• **Task to complete**
Since pictures are not wanted in the copy, output only the rest of each record exactly.

• **Exercise materials**

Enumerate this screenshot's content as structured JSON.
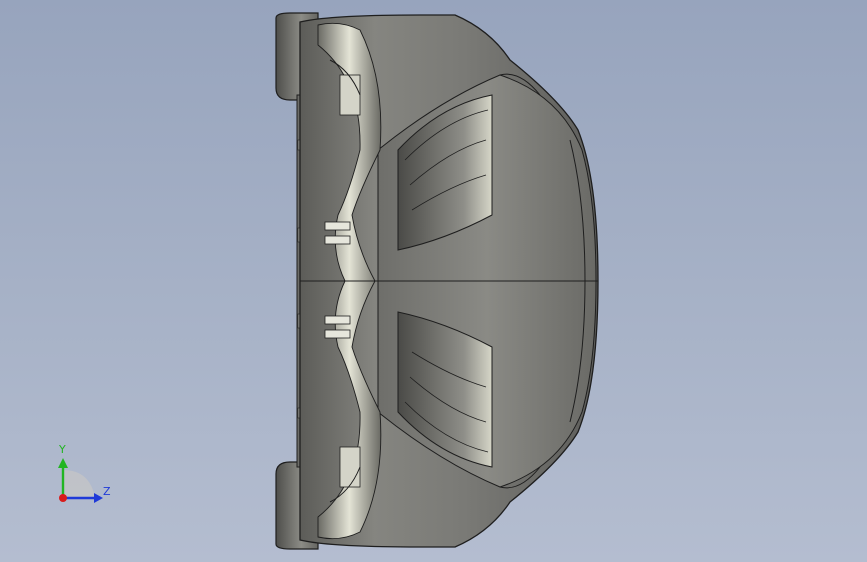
{
  "viewport": {
    "background_top": "#97a4bd",
    "background_bottom": "#b4bdd0"
  },
  "model": {
    "body_color": "#7a7a76",
    "edge_color": "#1e1e1e",
    "highlight_color": "#d8d8cc"
  },
  "triad": {
    "y_label": "Y",
    "z_label": "Z",
    "y_color": "#22b522",
    "z_color": "#1f3ad8",
    "x_color": "#d81b1b"
  }
}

• **Written response**
Enumerate this screenshot's content as structured JSON.
{
  "viewport": {
    "background_top": "#97a4bd",
    "background_bottom": "#b4bdd0"
  },
  "model": {
    "body_color": "#7a7a76",
    "edge_color": "#1e1e1e",
    "highlight_color": "#d8d8cc"
  },
  "triad": {
    "y_label": "Y",
    "z_label": "Z",
    "y_color": "#22b522",
    "z_color": "#1f3ad8",
    "x_color": "#d81b1b"
  }
}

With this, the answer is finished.